For almost two weeks in June, ruling elders and teaching elders, presbytery executives and national office staff gathered in Portland, Oregon, for the biennial meeting of the General Assembly of the PC(USA).
Prior to this assembly, the church’s magazine, Outlook, published several articles that focused on the Presbyterian Church as an institution, or the larger church and religion in current society, or moving from past changes into a unified future. I’d like to share some comments from those articles with you.
Editor Jill Duffield wrote of churches being dinosaurs, cockroaches, or unicorns. Dinosaurs are antiquated and out-of-touch, clunky and slow. Cockroaches survive even in hostile conditions to regroup, revamp, and renew. “Then there are the unicorns,” she writes, “that rare breed of congregations that imagine they can fly. They have the audacity to believe that through them God is changing the world.”
Another way to stay in touch with your church family is to join one of the Sunday school classes available for everyone each Sunday beginning at 9:45 am.

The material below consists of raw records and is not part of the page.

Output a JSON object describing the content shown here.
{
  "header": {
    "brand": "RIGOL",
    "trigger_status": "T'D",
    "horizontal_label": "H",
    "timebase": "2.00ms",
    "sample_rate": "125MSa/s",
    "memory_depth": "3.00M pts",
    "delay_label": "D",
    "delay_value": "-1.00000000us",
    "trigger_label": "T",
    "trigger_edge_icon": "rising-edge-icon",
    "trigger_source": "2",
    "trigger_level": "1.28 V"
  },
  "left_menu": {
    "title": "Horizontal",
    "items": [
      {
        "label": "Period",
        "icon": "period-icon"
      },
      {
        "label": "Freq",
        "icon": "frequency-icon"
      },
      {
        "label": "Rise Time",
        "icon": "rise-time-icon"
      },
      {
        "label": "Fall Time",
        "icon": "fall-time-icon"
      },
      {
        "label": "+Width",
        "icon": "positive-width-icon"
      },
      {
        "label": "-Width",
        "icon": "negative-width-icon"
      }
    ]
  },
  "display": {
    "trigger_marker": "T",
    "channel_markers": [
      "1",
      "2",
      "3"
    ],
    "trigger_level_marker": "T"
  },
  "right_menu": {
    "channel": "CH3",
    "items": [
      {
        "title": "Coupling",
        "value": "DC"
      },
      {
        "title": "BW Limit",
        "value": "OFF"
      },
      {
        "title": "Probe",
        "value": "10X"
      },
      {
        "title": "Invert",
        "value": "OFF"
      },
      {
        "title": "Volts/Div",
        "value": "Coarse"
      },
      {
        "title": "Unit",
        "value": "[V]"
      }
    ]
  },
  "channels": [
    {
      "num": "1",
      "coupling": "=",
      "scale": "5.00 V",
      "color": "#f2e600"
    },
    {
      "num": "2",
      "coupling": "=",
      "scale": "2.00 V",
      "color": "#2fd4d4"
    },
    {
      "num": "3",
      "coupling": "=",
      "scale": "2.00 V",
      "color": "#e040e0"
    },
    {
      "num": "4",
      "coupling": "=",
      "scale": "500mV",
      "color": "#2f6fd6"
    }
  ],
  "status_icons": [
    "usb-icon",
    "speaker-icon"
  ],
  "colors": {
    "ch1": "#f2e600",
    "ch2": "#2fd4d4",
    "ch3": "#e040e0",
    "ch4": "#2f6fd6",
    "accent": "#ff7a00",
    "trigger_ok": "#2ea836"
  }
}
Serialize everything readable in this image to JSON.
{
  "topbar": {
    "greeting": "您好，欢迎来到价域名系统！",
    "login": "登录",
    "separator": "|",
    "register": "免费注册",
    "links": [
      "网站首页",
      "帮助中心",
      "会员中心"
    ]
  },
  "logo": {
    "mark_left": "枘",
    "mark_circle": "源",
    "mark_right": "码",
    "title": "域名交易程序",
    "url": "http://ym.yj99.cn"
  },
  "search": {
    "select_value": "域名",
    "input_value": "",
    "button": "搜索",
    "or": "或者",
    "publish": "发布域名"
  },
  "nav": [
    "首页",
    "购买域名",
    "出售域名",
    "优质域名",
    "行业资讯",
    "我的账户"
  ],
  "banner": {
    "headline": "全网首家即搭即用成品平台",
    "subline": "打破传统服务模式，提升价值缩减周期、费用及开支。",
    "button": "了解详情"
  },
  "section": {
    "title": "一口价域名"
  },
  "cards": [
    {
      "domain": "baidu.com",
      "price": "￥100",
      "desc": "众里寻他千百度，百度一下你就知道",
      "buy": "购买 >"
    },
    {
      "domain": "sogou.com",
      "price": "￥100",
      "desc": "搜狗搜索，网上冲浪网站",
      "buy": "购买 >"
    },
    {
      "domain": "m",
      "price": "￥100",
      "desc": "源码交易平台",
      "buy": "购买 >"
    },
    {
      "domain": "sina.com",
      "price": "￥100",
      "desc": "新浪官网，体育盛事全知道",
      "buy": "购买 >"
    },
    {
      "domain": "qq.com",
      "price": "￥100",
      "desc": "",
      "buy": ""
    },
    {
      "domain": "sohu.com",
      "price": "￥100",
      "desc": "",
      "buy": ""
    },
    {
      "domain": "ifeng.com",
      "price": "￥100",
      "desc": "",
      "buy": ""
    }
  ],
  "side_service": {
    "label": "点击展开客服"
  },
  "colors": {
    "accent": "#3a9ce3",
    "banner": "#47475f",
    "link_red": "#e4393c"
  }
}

There are 2 classes for our younger members – Preschool through elementary members gather in the preschool classroom. Our youngest are learning about God’s love and grace through lesson and activity. Middle and high school members meet in the lower level of Ellenburg Hall. The challenges our youth face are discussed. Practice and example of how to use God’s Word and trust in His promises to meet these challenges are taught.
There are also 2 class offerings for our Adult members Adult One meets in the last classroom on the left of the main hall- this class is using The Present Word for class study. In July, they will be studying various passages related to the theme “A World Gone Wrong” in the New Testament which provide assurance of God’s presence with us each day.
Adult Two meets in the upper level of Ellenburg Hall. This class is studying from The Wired Word, an on-line study discussing current events and applying a biblical context to today’s events.
Blessings, Cyndi Everette
We use the word “hope” in such a casual way, I believe it has lost some of its power.
“I hope it rains this week so I don’t have to water my garden.”
“I hope my husband remembers to pick up my medicine on his way home.”
“I hope the traffic isn’t terrible on the way to the beach.”
“I hope it doesn’t rain this week to ruin my vacation.”
Paul writes in Romans, “Therefore, since we are justified by faith, we have peace with God through our Lord Jesus Christ, through whom we have obtained access to this grace in which we stand; and we boast in our hope of sharing the glory of God” (Rom. 5:1-2). Hope is a gift of the Spirit that carries us through dark times, difficult times. Hope is a sign of the faith we have that God is always present with us. Hope is what tells us that, even when tragedy strikes, the peace of God will sustain us.
I hope you will open your heart to the presence of God and to the sustaining power of the Holy Spirit.
In June, Missions will be again collecting different foods each month for the local Food Pantry. This month we will be collecting canned vegetables. Last year we tried a different route for collections but found we really did better having everyone bringing in donations each month. Thanks to all for your help in this project, together we can all make a difference for others in need.
Our church fellowship hall may be rented for special occasions such as wedding receptions, rehearsal dinners, day-time retreats, family reunions, meetings, anniversary dinners, etc.